A Weekend of Triathlon: Sportsmanship, Hard Racing, and Fun


This weekend I was a race marshal at two USAT races. One was a US National Championship qualifier and the other was a sprint with some strong competition trying to get to the US Sprint Championship. Triathlon coaches need to do a better job teaching rules and sportsmanship is my premise for much of this blog entry today. Friday night we made into central Wisconsin very quickly. Traffic wasn't that bad for some odd reason. We had three pre-race briefings to give. I know that a lot of people think these are a waste of time, however, if you get a very detailed "view" of the race course in the briefing I think it is a great thing. I know that as a marshal I knew what locations on the course would be tough and which ones would be dangerous. Missing from the race briefings were all of the IL and IN members of Team in Training. Not good.Saturday we awoke to light rain. I put on the "magic rain cape" and by the time the bike started the rain had stopped. By the end of the run it was sunny and warm. 85% of the penalties were people who did not attend the pre-race briefing and the majority of those were Team in Training. We had one guy unbuckle his aero-helmet on the bike (an instant DQ - not called by me). This guy was 2nd in his age group and wanted to protest the DQ. Unfortunately for him, two other refs (Stew and I) got him for drafting and blocking as well. Three penalties is a DQ also. He gave up his protest when he learned that all four officials had penalized him for something. That is actually really hard to do but this guy got it. He'll have to try and qualify for nationals at another race. Most of the penalties called on Saturday that I recorded were just silly fouls. Most racers didn't know the rules. X equals a penalty. Y does not. Most racers didn't know that no CPSC sticker in the helmet may mean that your helmet is not legal in US racing, and that this is a safety concern. This year all USAT officials should know what to look for. Unfortunately, a friend found one official who didn't know what to tell her in time before a race about a year or two ago. That means that YOU as a racer should know OR YOUR COACH should know and inform you. If the average coach is getting paid $240 to $360 a month... you better know the rules and advise your clients in my opinion. Let's take that one step further. Do you know how to use the rules to your advantage? I'm not just talking about "pimping" another racer when the marshal is next to you and you accelerate at the last moment and the other guy or gal gets a penalty. Do you know what do to when there are two lanes of slower traffic and you need to pass? Do you know how many seconds you can stay in the draft zone as an amateur at a USAT race? WTC race? Do you think that might help you? Is your coach reviewing this with you as one of the pre-race details? I do. The most embarrassing thing from Saturday was for Team in Training. TNT is a great cause and I have worked and participated in their events. Saturday was not a day that they will look on fondly. The TNT people were 86% of all the penalties called Saturday and the group that blew off the pre-race talk. Just before the finish, with children and other spectators looking on, they handed out cans of beer for a "photo op" at the finish line. Not until race management had a talk with them did this stop. The head ref, and very tactful and nice Lucy, had a conversation with t[...]
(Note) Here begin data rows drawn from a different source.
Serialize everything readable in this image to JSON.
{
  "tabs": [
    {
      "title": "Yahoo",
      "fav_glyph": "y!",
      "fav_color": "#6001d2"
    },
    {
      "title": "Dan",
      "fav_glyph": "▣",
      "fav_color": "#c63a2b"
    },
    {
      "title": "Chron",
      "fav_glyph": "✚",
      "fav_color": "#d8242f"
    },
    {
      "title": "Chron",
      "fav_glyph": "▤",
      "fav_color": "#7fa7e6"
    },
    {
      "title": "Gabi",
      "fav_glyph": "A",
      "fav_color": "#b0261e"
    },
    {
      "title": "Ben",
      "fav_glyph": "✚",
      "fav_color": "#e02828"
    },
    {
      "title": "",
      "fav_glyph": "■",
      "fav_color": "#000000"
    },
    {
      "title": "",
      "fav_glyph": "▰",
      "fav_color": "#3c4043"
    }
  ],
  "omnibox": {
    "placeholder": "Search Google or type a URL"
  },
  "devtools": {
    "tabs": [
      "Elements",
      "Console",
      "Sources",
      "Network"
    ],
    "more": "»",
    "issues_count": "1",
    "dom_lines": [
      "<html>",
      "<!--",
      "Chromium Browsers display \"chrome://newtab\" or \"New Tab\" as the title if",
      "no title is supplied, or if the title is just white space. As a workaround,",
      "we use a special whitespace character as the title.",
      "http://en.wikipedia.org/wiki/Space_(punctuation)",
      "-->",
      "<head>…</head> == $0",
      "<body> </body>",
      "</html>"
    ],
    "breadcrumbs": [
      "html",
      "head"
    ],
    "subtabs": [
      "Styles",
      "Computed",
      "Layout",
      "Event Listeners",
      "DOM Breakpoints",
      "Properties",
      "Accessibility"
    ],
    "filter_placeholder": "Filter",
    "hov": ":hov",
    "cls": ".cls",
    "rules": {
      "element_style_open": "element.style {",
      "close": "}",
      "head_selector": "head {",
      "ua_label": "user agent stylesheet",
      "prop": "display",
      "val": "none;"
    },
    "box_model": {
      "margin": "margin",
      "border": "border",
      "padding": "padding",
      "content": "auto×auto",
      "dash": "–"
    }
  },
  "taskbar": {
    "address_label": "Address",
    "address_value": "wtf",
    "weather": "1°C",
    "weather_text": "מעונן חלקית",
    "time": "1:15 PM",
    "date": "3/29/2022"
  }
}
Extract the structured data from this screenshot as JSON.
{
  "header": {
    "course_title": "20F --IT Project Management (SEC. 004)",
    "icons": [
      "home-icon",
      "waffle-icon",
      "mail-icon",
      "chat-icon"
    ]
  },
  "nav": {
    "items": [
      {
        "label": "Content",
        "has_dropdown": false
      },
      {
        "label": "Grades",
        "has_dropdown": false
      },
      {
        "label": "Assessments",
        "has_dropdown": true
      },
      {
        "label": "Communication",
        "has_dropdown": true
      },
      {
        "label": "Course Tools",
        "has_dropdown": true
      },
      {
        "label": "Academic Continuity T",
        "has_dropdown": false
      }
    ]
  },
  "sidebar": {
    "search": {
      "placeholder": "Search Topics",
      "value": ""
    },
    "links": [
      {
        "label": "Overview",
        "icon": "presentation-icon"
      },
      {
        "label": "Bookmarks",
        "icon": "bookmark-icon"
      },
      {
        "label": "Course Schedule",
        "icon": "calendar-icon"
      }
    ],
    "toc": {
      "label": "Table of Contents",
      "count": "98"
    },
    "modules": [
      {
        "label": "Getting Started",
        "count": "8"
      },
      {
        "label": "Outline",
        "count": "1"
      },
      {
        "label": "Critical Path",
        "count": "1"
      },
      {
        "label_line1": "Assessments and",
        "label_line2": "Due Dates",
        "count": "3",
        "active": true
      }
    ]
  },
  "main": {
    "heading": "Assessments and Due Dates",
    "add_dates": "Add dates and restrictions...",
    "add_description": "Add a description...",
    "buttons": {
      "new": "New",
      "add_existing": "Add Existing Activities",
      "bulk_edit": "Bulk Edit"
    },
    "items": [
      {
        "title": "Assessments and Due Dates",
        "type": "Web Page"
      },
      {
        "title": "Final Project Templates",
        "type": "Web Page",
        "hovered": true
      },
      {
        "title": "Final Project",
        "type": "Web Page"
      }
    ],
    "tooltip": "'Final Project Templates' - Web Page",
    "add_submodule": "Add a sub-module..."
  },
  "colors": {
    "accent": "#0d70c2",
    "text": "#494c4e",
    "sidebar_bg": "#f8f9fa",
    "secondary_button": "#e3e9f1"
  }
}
Weekend of Racing


Good luck, safe and legal racing to everyone this weekend. This is a HUGE weekend around the country for races. My thoughts are with you all for PRs and great racing.

If you are training this weekend, keep on keeping on.

See you Monday.